More than 1 million people have taken part in demonstrations across France as transport, schools and refineries were hit by strikes in protest at Emmanuel Macron’s unpopular plans to raise the retirement age by two years to 64.
The interior ministry said 1.12 million people protested nationwide on Thursday, with 80,000 taking part in the biggest rally in Paris. Trade unions said the figure was even higher.
Local and regional train services across France ground almost to a standstill, and public transport in cities including Paris was “very disrupted”, according to operators.
Many primary schools closed for the day. Authorities estimated 40% of primary teachers and more than 30% of secondary teachers went on strike. Unions said participation was higher, at 70% in primary schools.
Public service radio and television were also disrupted, and some theatres and museums closed. Some refinery shipments were blocked and energy output lowered.
The 24-hour strike and protests in 200 towns and cities are the first big test for Macron since his re-election against his far-right rival Marine Le Pen last spring.
Macron has made the pensions issue a marker of his aim to transform France and overhaul its social model and welfare system. He insists he will deliver his key election pledge to change the French pension system – raising the retirement age for most people to 64 from 62 and increasing the years of contributions required for a full pension. Opinion polls have shown most French people oppose these proposals and view them as unjust, even if many agree with a need for change.

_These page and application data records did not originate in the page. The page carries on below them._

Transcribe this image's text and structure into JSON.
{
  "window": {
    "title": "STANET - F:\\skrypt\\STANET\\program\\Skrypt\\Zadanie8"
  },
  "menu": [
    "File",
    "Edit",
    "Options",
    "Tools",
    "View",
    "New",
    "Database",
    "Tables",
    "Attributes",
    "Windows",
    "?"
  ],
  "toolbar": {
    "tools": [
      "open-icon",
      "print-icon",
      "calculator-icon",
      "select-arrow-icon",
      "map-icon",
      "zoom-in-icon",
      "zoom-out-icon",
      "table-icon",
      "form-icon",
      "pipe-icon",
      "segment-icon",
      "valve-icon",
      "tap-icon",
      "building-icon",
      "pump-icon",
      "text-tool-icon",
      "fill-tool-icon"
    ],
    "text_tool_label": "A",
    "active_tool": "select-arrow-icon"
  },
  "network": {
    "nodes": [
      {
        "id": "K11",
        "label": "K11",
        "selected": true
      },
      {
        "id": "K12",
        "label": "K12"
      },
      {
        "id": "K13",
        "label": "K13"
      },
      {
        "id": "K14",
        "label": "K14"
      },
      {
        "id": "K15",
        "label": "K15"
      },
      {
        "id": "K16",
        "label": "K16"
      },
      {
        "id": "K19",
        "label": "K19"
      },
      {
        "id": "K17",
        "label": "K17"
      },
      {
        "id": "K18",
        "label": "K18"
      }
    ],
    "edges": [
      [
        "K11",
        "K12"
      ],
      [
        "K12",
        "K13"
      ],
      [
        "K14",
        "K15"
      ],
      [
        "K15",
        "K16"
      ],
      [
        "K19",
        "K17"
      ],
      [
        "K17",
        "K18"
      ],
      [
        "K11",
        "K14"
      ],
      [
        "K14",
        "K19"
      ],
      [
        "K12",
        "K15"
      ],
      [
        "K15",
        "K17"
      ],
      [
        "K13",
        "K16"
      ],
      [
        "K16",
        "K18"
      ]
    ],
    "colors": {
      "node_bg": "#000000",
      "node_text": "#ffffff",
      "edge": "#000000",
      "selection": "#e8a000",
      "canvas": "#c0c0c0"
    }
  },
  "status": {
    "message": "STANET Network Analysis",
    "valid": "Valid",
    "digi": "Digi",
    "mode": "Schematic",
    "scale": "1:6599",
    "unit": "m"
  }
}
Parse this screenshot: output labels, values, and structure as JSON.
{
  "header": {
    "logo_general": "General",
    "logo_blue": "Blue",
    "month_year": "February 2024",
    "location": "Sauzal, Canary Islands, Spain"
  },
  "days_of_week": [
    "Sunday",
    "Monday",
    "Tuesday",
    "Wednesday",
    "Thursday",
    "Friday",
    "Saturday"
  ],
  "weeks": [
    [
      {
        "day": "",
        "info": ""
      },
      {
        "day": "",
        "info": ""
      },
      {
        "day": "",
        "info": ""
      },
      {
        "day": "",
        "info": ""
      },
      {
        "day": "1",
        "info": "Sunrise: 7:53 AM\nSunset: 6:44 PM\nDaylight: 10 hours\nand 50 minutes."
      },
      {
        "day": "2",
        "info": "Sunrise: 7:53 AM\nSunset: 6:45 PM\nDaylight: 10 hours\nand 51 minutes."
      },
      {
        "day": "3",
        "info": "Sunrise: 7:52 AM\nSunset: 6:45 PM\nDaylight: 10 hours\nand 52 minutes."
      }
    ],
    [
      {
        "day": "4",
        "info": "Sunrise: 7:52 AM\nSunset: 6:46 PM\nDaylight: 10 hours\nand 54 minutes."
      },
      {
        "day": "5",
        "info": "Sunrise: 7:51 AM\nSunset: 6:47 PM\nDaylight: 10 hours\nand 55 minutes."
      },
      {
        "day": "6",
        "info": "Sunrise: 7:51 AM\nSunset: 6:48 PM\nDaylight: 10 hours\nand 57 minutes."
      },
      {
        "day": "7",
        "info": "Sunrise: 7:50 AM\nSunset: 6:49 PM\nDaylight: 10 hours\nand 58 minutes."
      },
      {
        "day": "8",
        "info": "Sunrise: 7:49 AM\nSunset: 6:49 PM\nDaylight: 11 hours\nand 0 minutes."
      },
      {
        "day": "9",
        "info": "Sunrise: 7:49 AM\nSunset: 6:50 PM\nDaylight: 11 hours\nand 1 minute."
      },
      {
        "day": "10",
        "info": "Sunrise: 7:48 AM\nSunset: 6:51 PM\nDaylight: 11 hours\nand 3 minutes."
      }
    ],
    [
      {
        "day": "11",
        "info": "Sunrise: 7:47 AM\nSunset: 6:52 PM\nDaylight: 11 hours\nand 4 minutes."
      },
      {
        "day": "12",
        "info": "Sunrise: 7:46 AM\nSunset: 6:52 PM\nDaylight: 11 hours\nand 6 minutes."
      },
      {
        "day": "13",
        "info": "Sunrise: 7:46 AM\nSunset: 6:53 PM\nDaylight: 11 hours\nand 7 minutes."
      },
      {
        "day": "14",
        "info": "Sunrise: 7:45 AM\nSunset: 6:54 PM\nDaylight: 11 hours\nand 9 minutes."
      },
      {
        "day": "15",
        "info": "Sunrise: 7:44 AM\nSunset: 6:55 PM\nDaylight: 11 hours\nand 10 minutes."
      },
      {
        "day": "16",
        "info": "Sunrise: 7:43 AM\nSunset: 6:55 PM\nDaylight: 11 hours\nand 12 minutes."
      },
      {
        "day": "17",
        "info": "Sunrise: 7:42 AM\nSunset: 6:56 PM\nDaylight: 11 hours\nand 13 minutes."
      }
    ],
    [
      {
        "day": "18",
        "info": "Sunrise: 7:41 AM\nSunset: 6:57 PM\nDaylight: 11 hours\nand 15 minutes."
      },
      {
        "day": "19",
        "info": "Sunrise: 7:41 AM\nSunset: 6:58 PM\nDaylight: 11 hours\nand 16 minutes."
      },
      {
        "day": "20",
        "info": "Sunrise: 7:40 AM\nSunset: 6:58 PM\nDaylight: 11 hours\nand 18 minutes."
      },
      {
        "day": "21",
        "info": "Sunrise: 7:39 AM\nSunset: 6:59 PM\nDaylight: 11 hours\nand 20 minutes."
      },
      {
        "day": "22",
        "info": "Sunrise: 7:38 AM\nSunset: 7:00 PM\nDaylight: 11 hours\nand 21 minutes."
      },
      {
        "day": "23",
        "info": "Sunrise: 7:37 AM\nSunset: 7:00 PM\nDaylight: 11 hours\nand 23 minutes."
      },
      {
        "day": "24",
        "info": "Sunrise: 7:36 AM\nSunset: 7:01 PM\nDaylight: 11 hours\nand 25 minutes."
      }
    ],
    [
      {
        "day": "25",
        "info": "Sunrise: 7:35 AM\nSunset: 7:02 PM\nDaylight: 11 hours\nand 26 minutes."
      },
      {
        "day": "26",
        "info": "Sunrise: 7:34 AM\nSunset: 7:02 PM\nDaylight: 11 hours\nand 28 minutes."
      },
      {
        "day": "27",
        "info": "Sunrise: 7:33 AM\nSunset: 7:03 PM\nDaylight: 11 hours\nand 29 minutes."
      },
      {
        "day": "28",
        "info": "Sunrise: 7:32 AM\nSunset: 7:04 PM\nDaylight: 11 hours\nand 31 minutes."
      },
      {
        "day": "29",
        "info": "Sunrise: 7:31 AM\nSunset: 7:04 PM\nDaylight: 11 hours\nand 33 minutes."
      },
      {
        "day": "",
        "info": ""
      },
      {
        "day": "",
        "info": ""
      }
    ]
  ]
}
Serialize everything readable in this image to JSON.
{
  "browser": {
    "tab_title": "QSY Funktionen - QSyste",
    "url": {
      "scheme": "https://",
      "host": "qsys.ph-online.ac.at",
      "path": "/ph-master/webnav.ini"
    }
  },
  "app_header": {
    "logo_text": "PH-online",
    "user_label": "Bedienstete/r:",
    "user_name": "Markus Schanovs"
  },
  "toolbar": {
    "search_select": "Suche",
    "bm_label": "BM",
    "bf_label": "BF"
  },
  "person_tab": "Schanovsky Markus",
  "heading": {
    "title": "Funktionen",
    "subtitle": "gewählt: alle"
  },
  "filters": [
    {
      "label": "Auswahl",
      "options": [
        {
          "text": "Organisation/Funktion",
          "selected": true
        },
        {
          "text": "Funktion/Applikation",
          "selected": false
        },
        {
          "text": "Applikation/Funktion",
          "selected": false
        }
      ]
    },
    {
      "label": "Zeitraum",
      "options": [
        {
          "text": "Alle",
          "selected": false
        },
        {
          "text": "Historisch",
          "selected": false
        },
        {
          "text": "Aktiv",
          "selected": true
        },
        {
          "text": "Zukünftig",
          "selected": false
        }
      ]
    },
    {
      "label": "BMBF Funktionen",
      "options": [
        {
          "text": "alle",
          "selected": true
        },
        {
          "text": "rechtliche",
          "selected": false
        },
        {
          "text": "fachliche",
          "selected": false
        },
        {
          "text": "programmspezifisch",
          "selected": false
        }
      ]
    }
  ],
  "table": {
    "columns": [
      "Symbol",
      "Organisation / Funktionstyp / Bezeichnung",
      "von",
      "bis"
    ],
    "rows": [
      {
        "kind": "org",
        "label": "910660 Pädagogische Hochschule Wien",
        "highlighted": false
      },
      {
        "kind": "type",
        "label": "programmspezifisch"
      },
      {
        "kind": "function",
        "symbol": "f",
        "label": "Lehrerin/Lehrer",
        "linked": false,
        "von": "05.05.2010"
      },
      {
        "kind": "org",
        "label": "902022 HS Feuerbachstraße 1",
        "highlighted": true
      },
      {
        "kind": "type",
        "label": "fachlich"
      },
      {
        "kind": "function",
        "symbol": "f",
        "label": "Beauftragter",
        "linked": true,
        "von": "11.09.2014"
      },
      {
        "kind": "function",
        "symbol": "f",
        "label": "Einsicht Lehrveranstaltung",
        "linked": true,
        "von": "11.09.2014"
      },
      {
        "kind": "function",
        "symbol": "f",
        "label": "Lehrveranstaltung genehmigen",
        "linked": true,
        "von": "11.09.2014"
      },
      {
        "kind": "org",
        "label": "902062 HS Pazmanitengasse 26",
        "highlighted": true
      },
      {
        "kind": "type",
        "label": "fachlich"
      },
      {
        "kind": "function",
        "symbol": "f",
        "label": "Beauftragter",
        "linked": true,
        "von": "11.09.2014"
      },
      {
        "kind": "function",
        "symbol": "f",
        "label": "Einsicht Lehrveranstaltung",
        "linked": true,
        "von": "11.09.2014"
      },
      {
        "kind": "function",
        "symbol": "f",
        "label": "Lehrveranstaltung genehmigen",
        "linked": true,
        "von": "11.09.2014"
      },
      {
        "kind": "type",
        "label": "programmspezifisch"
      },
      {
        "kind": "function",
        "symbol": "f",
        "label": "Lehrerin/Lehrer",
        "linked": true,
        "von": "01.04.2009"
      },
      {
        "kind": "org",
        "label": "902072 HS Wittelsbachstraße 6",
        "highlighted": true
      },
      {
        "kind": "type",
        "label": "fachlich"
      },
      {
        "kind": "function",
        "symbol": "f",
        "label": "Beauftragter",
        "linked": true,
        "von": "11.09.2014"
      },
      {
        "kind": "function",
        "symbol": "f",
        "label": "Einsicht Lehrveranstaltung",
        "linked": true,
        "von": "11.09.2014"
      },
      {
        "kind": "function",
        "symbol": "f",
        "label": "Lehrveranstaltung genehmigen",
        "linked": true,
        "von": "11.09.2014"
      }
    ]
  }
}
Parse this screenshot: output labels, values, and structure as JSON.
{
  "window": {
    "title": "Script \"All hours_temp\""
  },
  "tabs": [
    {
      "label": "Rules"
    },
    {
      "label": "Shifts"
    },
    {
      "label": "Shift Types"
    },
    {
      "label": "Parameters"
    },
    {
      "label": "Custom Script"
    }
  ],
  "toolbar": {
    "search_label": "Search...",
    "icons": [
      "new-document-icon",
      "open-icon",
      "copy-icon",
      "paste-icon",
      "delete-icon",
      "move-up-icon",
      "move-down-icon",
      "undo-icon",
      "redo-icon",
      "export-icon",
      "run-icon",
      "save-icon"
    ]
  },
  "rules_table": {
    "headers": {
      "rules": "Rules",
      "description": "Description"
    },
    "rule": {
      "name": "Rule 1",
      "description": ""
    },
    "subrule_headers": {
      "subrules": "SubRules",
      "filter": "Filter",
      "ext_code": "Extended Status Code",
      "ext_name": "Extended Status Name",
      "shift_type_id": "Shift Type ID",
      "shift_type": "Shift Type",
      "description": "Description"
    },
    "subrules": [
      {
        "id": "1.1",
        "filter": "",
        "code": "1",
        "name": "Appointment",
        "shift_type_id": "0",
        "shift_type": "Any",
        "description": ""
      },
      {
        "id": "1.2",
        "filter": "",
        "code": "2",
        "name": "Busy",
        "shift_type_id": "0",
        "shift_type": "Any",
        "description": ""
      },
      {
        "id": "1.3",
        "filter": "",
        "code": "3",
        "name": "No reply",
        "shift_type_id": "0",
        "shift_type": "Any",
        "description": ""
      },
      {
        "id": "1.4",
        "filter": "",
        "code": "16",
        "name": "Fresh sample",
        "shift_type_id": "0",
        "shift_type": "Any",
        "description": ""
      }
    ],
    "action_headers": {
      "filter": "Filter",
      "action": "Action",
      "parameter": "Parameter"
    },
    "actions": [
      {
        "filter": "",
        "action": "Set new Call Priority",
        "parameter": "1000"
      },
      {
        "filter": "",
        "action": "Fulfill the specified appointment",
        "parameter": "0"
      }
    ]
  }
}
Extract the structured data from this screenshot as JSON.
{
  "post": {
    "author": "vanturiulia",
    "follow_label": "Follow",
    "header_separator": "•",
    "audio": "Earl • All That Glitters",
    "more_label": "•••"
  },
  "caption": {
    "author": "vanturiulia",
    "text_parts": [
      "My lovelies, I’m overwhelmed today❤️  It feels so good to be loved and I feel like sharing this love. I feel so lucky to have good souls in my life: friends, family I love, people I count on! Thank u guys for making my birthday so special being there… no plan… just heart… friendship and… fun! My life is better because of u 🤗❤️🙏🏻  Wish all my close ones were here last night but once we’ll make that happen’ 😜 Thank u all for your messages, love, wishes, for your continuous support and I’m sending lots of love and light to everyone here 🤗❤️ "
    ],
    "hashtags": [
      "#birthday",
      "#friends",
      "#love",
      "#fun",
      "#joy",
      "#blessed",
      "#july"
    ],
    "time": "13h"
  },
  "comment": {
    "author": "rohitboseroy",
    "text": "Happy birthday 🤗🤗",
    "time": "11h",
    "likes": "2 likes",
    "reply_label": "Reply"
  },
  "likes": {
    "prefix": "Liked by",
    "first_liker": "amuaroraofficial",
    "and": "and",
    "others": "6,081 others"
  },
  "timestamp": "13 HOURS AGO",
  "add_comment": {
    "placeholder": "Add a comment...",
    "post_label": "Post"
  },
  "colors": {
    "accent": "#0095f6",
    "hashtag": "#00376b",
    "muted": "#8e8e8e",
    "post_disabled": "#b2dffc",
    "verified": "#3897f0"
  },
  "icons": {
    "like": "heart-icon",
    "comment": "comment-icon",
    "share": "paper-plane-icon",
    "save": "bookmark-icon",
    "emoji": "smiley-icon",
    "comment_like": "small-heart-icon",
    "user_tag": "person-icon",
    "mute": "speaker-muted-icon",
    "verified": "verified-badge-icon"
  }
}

At a French-Spanish summit in Barcelona, Macron defended what he called a “fair and responsible reform” and said he hoped the protests would not descend into violence.
The main question for Macron and the government is whether trade unions, who joined together in a rare and historic united front for a 24-hour strike, will harness public anger into a broader social protest movement and continue industrial action.
Macron remains conscious of the legacy of the gilets jaunes (yellow vests) anti-government protest movement that erupted in 2018 from the ground up, without trade union leadership, taking the government by surprise. It is uncertain whether the anger at pension change and the cost of living could swell the current protests.
The pension changes still need to go through parliament, where Macron’s centrist grouping has lost its absolute majority. The government is hoping to pass the bill swiftly with the support of lawmakers from the rightwing Les Républicains.
The government says it wants to keep public spending in check. “This reform is necessary and fair,” the labour minister, Olivier Dussopt, told LCI TV.
The labour ministry estimates that pushing back the retirement age by two years and extending the paying-in period would bring an additional €17.7bn (£15.5bn) in pension contributions, allowing the system to break even by 2027.
Unions said ordinary workers would be hit and the changes were unfair.